Within the data below, find the string "favorites" and return each line where it occurs.

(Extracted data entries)
Start of Block
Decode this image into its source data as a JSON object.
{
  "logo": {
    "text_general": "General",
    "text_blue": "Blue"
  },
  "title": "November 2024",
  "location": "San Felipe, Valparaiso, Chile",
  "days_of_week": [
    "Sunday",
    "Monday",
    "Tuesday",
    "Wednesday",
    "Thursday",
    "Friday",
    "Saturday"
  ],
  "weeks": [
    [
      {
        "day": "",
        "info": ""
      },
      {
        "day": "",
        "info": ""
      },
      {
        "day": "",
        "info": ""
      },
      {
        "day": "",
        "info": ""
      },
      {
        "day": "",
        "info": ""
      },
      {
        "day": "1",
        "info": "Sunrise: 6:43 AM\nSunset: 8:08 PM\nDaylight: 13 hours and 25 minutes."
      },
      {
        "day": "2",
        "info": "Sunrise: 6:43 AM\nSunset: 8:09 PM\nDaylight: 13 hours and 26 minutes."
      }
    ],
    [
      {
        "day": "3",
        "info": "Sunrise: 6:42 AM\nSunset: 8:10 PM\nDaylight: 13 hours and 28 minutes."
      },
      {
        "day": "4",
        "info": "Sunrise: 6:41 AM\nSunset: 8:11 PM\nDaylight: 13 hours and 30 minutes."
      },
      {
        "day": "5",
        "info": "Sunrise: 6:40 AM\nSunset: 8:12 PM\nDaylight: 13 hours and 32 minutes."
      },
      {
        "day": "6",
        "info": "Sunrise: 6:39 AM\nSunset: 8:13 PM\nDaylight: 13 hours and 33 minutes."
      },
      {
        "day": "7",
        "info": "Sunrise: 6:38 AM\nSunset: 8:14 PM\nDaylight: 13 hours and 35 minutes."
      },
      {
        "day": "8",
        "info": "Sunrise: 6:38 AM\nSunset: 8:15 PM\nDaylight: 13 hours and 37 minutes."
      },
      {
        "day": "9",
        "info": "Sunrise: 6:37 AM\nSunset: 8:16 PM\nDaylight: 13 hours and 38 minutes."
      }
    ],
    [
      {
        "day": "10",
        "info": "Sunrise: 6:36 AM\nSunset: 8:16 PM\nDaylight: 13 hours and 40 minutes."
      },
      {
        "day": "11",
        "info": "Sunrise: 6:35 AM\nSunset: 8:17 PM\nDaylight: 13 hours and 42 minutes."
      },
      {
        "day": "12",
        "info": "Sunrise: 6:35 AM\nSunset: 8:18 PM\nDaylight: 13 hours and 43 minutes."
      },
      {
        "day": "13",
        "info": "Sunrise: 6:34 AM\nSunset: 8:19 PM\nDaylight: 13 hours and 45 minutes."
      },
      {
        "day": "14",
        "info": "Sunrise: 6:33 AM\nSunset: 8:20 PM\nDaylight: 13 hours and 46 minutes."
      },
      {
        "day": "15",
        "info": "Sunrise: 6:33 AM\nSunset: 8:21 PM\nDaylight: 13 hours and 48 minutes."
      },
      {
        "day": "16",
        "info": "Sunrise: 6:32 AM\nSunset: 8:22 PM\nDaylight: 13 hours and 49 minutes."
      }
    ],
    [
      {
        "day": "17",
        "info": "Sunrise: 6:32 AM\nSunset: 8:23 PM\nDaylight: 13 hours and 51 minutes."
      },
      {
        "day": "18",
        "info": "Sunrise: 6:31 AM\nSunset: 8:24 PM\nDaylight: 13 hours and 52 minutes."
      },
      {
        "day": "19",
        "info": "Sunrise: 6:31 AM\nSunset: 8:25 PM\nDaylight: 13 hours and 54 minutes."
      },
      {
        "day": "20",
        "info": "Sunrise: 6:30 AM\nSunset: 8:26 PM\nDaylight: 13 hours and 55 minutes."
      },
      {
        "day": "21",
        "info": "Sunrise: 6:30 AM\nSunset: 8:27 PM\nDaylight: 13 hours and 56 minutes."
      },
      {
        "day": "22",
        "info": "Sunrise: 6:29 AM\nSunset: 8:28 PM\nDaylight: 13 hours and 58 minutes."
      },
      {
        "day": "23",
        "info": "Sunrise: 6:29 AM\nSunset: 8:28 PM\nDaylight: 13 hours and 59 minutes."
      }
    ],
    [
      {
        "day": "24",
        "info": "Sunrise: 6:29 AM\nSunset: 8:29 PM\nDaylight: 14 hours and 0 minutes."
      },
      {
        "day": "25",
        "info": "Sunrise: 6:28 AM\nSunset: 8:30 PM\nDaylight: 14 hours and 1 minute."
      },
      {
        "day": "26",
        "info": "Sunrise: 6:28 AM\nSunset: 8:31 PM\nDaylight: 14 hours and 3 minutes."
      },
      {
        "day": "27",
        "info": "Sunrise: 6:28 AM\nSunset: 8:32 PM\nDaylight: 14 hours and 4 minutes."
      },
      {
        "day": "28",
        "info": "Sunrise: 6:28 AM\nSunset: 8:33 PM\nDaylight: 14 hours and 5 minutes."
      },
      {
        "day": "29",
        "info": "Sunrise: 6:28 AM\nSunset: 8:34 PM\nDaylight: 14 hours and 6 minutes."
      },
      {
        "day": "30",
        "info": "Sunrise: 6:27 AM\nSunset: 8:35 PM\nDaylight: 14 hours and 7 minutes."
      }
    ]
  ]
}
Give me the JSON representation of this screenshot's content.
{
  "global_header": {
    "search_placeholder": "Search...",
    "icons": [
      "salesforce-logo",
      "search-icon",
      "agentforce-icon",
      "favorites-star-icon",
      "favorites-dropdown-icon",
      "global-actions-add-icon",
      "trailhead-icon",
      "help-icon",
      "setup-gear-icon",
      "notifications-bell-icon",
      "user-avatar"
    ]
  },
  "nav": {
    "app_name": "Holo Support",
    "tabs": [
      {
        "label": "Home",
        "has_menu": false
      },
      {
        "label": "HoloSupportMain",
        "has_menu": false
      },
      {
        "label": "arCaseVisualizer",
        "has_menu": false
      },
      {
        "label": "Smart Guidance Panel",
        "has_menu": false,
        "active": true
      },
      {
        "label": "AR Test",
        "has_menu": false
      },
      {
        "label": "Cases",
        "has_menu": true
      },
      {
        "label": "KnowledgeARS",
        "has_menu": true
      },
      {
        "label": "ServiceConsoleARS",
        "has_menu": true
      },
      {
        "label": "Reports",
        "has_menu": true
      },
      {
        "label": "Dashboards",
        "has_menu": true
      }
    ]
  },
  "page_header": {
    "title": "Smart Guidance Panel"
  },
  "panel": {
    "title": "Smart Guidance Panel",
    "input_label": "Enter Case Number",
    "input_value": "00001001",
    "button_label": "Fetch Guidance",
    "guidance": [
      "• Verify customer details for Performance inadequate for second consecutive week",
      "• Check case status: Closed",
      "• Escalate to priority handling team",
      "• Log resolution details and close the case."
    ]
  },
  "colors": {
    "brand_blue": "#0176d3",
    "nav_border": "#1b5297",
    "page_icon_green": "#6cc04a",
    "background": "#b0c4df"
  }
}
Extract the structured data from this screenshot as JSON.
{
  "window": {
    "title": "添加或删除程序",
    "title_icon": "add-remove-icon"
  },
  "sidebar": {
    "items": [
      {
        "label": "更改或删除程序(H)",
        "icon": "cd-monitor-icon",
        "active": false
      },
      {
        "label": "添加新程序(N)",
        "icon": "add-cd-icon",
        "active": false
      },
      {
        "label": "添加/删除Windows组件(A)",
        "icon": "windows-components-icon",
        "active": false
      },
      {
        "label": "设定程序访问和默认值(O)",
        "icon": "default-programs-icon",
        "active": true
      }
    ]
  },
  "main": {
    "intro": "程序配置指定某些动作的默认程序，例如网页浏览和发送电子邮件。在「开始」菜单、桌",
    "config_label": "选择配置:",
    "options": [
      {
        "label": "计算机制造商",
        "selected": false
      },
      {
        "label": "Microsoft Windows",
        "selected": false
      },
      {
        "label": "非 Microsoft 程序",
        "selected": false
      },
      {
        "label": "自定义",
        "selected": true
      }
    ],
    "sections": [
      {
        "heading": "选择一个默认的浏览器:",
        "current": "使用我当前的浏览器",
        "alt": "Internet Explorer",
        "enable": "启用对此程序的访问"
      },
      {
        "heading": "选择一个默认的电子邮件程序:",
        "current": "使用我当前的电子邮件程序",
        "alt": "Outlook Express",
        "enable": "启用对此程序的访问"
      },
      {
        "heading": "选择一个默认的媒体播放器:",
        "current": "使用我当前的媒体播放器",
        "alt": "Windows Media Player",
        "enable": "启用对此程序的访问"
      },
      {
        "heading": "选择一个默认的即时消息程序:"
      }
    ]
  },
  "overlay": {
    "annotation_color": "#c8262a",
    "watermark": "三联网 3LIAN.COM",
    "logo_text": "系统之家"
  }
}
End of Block
■ RESPONSE TO THE EXERCISE
      "favorites-star-icon",
      "favorites-dropdown-icon",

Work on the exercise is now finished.